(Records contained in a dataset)
[Start of Attachment]
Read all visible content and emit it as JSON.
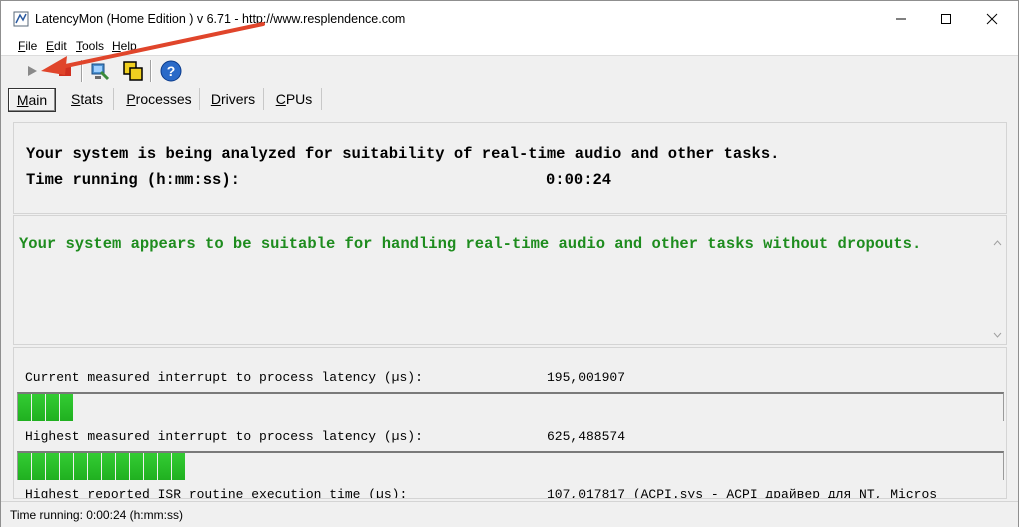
{
  "window": {
    "title": "LatencyMon  (Home Edition )  v 6.71 - http://www.resplendence.com"
  },
  "menu": {
    "items": [
      {
        "key": "F",
        "rest": "ile"
      },
      {
        "key": "E",
        "rest": "dit"
      },
      {
        "key": "T",
        "rest": "ools"
      },
      {
        "key": "H",
        "rest": "elp"
      }
    ]
  },
  "toolbar": {
    "buttons": [
      "play-icon",
      "stop-icon",
      "analyze-icon",
      "copy-icon",
      "help-icon"
    ]
  },
  "tabs": [
    {
      "key": "M",
      "rest": "ain"
    },
    {
      "key": "S",
      "rest": "tats"
    },
    {
      "key": "P",
      "rest": "rocesses"
    },
    {
      "key": "D",
      "rest": "rivers"
    },
    {
      "key": "C",
      "rest": "PUs"
    }
  ],
  "analysis": {
    "line1": "Your system is being analyzed for suitability of real-time audio and other tasks.",
    "time_label": "Time running (h:mm:ss):",
    "time_value": "0:00:24"
  },
  "verdict": {
    "text": "Your system appears to be suitable for handling real-time audio and other tasks without dropouts."
  },
  "metrics": [
    {
      "label": "Current measured interrupt to process latency (µs):",
      "value": "195,001907",
      "bar_segments": 4
    },
    {
      "label": "Highest measured interrupt to process latency (µs):",
      "value": "625,488574",
      "bar_segments": 12
    },
    {
      "label": "Highest reported ISR routine execution time (µs):",
      "value": "107,017817   (ACPI.sys - ACPI драйвер для NT, Micros"
    }
  ],
  "status": {
    "text": "Time running: 0:00:24  (h:mm:ss)"
  },
  "colors": {
    "verdict_green": "#1e8c1e",
    "bar_green": "#22b422",
    "annotation_red": "#e0452b"
  }
}
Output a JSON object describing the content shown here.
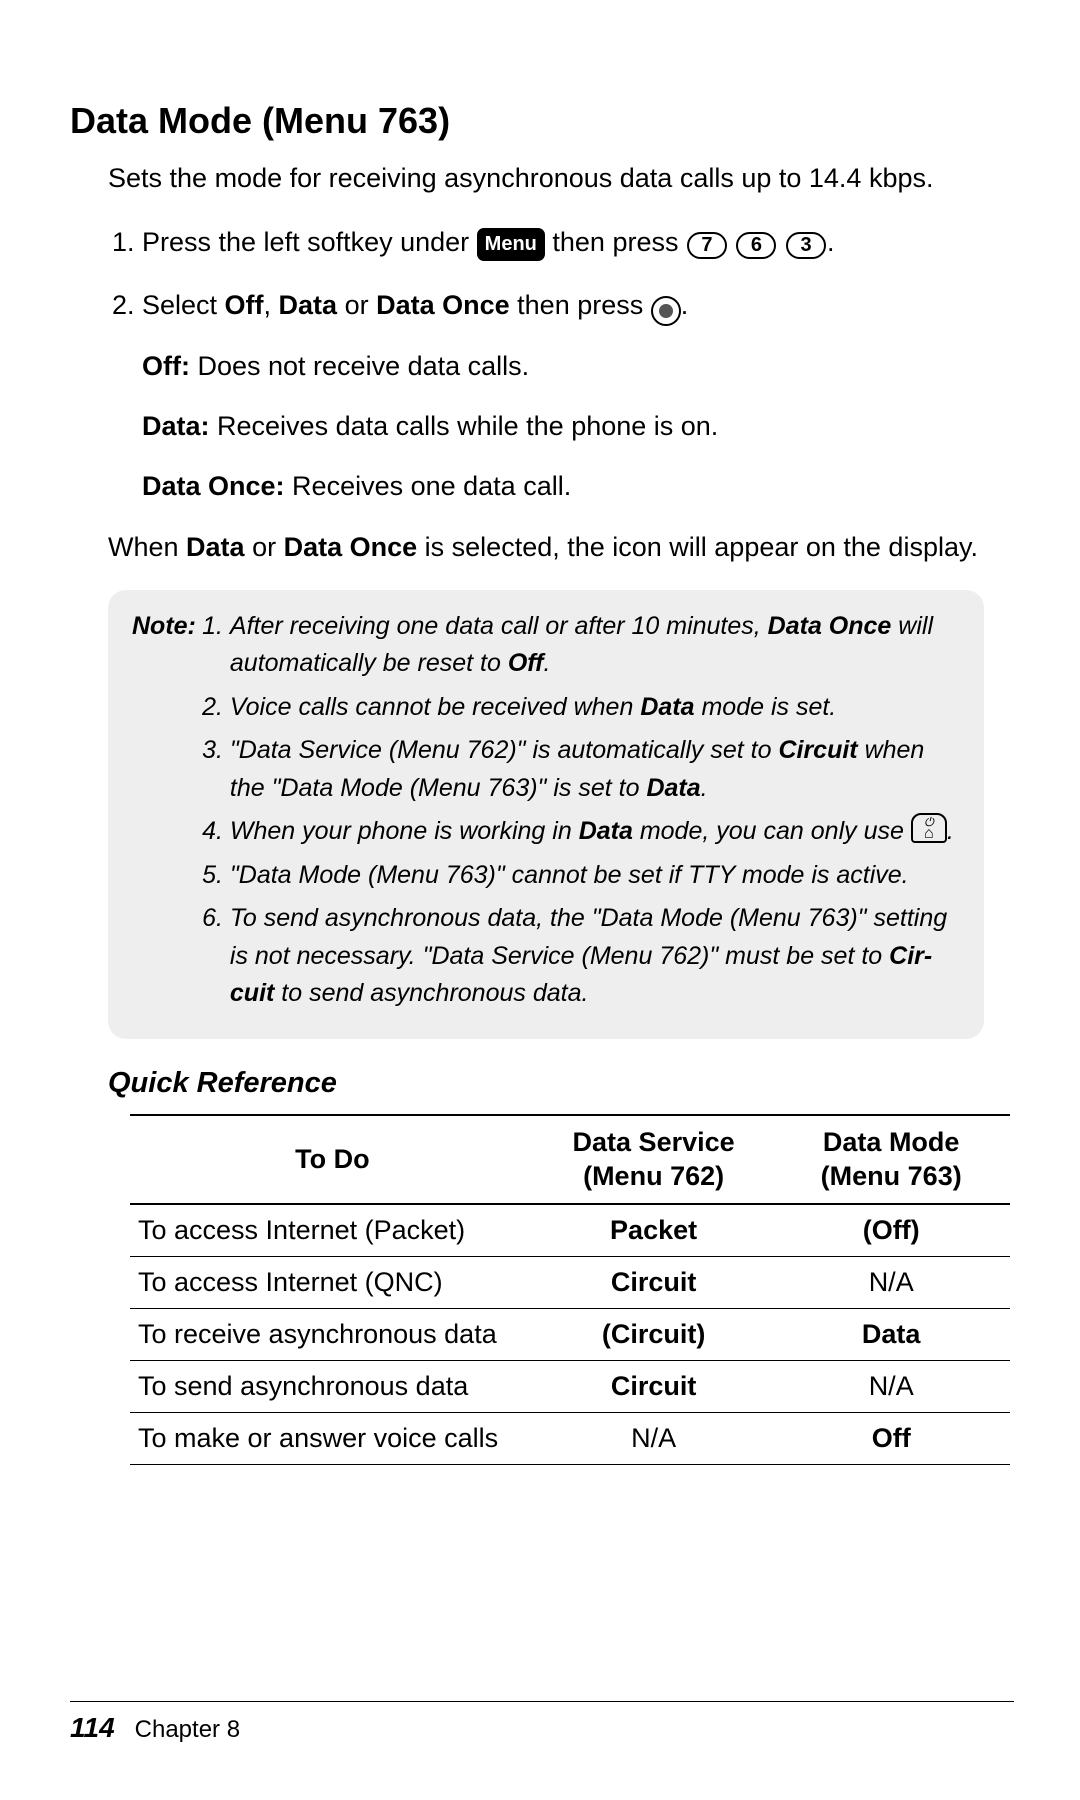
{
  "title": "Data Mode (Menu 763)",
  "intro": "Sets the mode for receiving asynchronous data calls up to 14.4 kbps.",
  "step1_a": "Press the left softkey under ",
  "menu_label": "Menu",
  "step1_b": " then press ",
  "keys": [
    "7",
    "6",
    "3"
  ],
  "period": ".",
  "step2_a": "Select ",
  "step2_b": "Off",
  "step2_c": ", ",
  "step2_d": "Data",
  "step2_e": " or ",
  "step2_f": "Data Once",
  "step2_g": " then press ",
  "off_label": "Off:",
  "off_text": " Does not receive data calls.",
  "data_label": "Data:",
  "data_text": " Receives data calls while the phone is on.",
  "once_label": "Data Once:",
  "once_text": " Receives one data call.",
  "sel_a": "When ",
  "sel_b": "Data",
  "sel_c": " or ",
  "sel_d": "Data Once",
  "sel_e": " is selected, the icon      will appear on the display.",
  "note_label": "Note:",
  "notes": {
    "n1a": "After receiving one data call or after 10 minutes, ",
    "n1b": "Data Once",
    "n1c": " will automatically be reset to ",
    "n1d": "Off",
    "n1e": ".",
    "n2a": "Voice calls cannot be received when ",
    "n2b": "Data",
    "n2c": " mode is set.",
    "n3a": "\"Data Service (Menu 762)\" is automatically set to ",
    "n3b": "Circuit",
    "n3c": " when the \"Data Mode (Menu 763)\" is set to ",
    "n3d": "Data",
    "n3e": ".",
    "n4a": "When your phone is working in ",
    "n4b": "Data",
    "n4c": " mode, you can only use ",
    "n4d": ".",
    "n5": "\"Data Mode (Menu 763)\" cannot be set if TTY mode is active.",
    "n6a": "To send asynchronous data, the \"Data Mode (Menu 763)\" setting is not necessary. \"Data Service (Menu 762)\" must be set to ",
    "n6b": "Cir­cuit",
    "n6c": " to send asynchronous data."
  },
  "qr_heading": "Quick Reference",
  "chart_data": {
    "type": "table",
    "headers": [
      "To Do",
      "Data Service (Menu 762)",
      "Data Mode (Menu 763)"
    ],
    "rows": [
      {
        "todo": "To access Internet (Packet)",
        "svc": "Packet",
        "svc_bold": true,
        "mode": "(Off)",
        "mode_bold": true
      },
      {
        "todo": "To access Internet (QNC)",
        "svc": "Circuit",
        "svc_bold": true,
        "mode": "N/A",
        "mode_bold": false
      },
      {
        "todo": "To receive asynchronous data",
        "svc": "(Circuit)",
        "svc_bold": true,
        "mode": "Data",
        "mode_bold": true
      },
      {
        "todo": "To send asynchronous data",
        "svc": "Circuit",
        "svc_bold": true,
        "mode": "N/A",
        "mode_bold": false
      },
      {
        "todo": "To make or answer voice calls",
        "svc": "N/A",
        "svc_bold": false,
        "mode": "Off",
        "mode_bold": true
      }
    ]
  },
  "footer": {
    "page": "114",
    "chapter": "Chapter 8"
  }
}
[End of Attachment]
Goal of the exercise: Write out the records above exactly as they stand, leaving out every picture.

Solution to this problem:
Read all visible content and emit it as JSON.
{
  "window": {
    "title": "LatencyMon  (Home Edition )  v 6.71 - http://www.resplendence.com"
  },
  "menu": {
    "items": [
      {
        "key": "F",
        "rest": "ile"
      },
      {
        "key": "E",
        "rest": "dit"
      },
      {
        "key": "T",
        "rest": "ools"
      },
      {
        "key": "H",
        "rest": "elp"
      }
    ]
  },
  "toolbar": {
    "buttons": [
      "play-icon",
      "stop-icon",
      "analyze-icon",
      "copy-icon",
      "help-icon"
    ]
  },
  "tabs": [
    {
      "key": "M",
      "rest": "ain"
    },
    {
      "key": "S",
      "rest": "tats"
    },
    {
      "key": "P",
      "rest": "rocesses"
    },
    {
      "key": "D",
      "rest": "rivers"
    },
    {
      "key": "C",
      "rest": "PUs"
    }
  ],
  "analysis": {
    "line1": "Your system is being analyzed for suitability of real-time audio and other tasks.",
    "time_label": "Time running (h:mm:ss):",
    "time_value": "0:00:24"
  },
  "verdict": {
    "text": "Your system appears to be suitable for handling real-time audio and other tasks without dropouts."
  },
  "metrics": [
    {
      "label": "Current measured interrupt to process latency (µs):",
      "value": "195,001907",
      "bar_segments": 4
    },
    {
      "label": "Highest measured interrupt to process latency (µs):",
      "value": "625,488574",
      "bar_segments": 12
    },
    {
      "label": "Highest reported ISR routine execution time (µs):",
      "value": "107,017817   (ACPI.sys - ACPI драйвер для NT, Micros"
    }
  ],
  "status": {
    "text": "Time running: 0:00:24  (h:mm:ss)"
  },
  "colors": {
    "verdict_green": "#1e8c1e",
    "bar_green": "#22b422",
    "annotation_red": "#e0452b"
  }
}
Output a JSON object describing the content shown here.
{
  "title": "Data Mode (Menu 763)",
  "intro": "Sets the mode for receiving asynchronous data calls up to 14.4 kbps.",
  "step1_a": "Press the left softkey under ",
  "menu_label": "Menu",
  "step1_b": " then press ",
  "keys": [
    "7",
    "6",
    "3"
  ],
  "period": ".",
  "step2_a": "Select ",
  "step2_b": "Off",
  "step2_c": ", ",
  "step2_d": "Data",
  "step2_e": " or ",
  "step2_f": "Data Once",
  "step2_g": " then press ",
  "off_label": "Off:",
  "off_text": " Does not receive data calls.",
  "data_label": "Data:",
  "data_text": " Receives data calls while the phone is on.",
  "once_label": "Data Once:",
  "once_text": " Receives one data call.",
  "sel_a": "When ",
  "sel_b": "Data",
  "sel_c": " or ",
  "sel_d": "Data Once",
  "sel_e": " is selected, the icon      will appear on the display.",
  "note_label": "Note:",
  "notes": {
    "n1a": "After receiving one data call or after 10 minutes, ",
    "n1b": "Data Once",
    "n1c": " will automatically be reset to ",
    "n1d": "Off",
    "n1e": ".",
    "n2a": "Voice calls cannot be received when ",
    "n2b": "Data",
    "n2c": " mode is set.",
    "n3a": "\"Data Service (Menu 762)\" is automatically set to ",
    "n3b": "Circuit",
    "n3c": " when the \"Data Mode (Menu 763)\" is set to ",
    "n3d": "Data",
    "n3e": ".",
    "n4a": "When your phone is working in ",
    "n4b": "Data",
    "n4c": " mode, you can only use ",
    "n4d": ".",
    "n5": "\"Data Mode (Menu 763)\" cannot be set if TTY mode is active.",
    "n6a": "To send asynchronous data, the \"Data Mode (Menu 763)\" setting is not necessary. \"Data Service (Menu 762)\" must be set to ",
    "n6b": "Cir­cuit",
    "n6c": " to send asynchronous data."
  },
  "qr_heading": "Quick Reference",
  "chart_data": {
    "type": "table",
    "headers": [
      "To Do",
      "Data Service (Menu 762)",
      "Data Mode (Menu 763)"
    ],
    "rows": [
      {
        "todo": "To access Internet (Packet)",
        "svc": "Packet",
        "svc_bold": true,
        "mode": "(Off)",
        "mode_bold": true
      },
      {
        "todo": "To access Internet (QNC)",
        "svc": "Circuit",
        "svc_bold": true,
        "mode": "N/A",
        "mode_bold": false
      },
      {
        "todo": "To receive asynchronous data",
        "svc": "(Circuit)",
        "svc_bold": true,
        "mode": "Data",
        "mode_bold": true
      },
      {
        "todo": "To send asynchronous data",
        "svc": "Circuit",
        "svc_bold": true,
        "mode": "N/A",
        "mode_bold": false
      },
      {
        "todo": "To make or answer voice calls",
        "svc": "N/A",
        "svc_bold": false,
        "mode": "Off",
        "mode_bold": true
      }
    ]
  },
  "footer": {
    "page": "114",
    "chapter": "Chapter 8"
  }
}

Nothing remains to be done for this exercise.